Data under study.
-----
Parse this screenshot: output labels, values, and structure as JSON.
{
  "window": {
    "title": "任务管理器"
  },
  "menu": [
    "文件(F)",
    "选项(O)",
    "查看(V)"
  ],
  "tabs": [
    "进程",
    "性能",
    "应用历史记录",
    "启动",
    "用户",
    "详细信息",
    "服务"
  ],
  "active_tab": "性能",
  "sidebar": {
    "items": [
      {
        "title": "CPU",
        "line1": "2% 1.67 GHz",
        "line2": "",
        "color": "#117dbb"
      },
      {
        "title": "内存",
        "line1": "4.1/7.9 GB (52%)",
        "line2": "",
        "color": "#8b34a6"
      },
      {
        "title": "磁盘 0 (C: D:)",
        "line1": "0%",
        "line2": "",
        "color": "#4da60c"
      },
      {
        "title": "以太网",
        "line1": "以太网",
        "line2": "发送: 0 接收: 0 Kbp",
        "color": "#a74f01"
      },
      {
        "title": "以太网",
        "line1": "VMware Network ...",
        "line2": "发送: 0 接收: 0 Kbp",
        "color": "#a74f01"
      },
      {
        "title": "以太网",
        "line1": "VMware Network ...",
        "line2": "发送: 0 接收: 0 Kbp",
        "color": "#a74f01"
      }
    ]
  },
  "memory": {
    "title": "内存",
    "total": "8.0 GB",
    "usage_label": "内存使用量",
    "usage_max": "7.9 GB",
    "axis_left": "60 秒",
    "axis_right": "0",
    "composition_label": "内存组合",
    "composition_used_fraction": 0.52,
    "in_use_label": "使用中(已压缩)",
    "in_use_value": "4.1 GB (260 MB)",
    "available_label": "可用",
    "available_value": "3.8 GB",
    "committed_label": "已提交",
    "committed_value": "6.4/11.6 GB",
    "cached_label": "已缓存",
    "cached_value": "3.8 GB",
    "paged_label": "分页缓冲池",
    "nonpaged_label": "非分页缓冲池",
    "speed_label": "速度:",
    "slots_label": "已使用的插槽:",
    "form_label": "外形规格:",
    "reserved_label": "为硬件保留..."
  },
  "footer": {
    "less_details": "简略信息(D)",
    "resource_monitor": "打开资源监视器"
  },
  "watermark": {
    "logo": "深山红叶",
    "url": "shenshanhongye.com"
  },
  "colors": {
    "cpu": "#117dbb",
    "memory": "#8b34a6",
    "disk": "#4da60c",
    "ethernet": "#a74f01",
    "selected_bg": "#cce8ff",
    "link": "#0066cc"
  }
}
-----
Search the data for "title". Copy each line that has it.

    "title": "任务管理器"
        "title": "CPU",
        "title": "内存",
        "title": "磁盘 0 (C: D:)",
        "title": "以太网",
        "title": "以太网",
        "title": "以太网",
    "title": "内存",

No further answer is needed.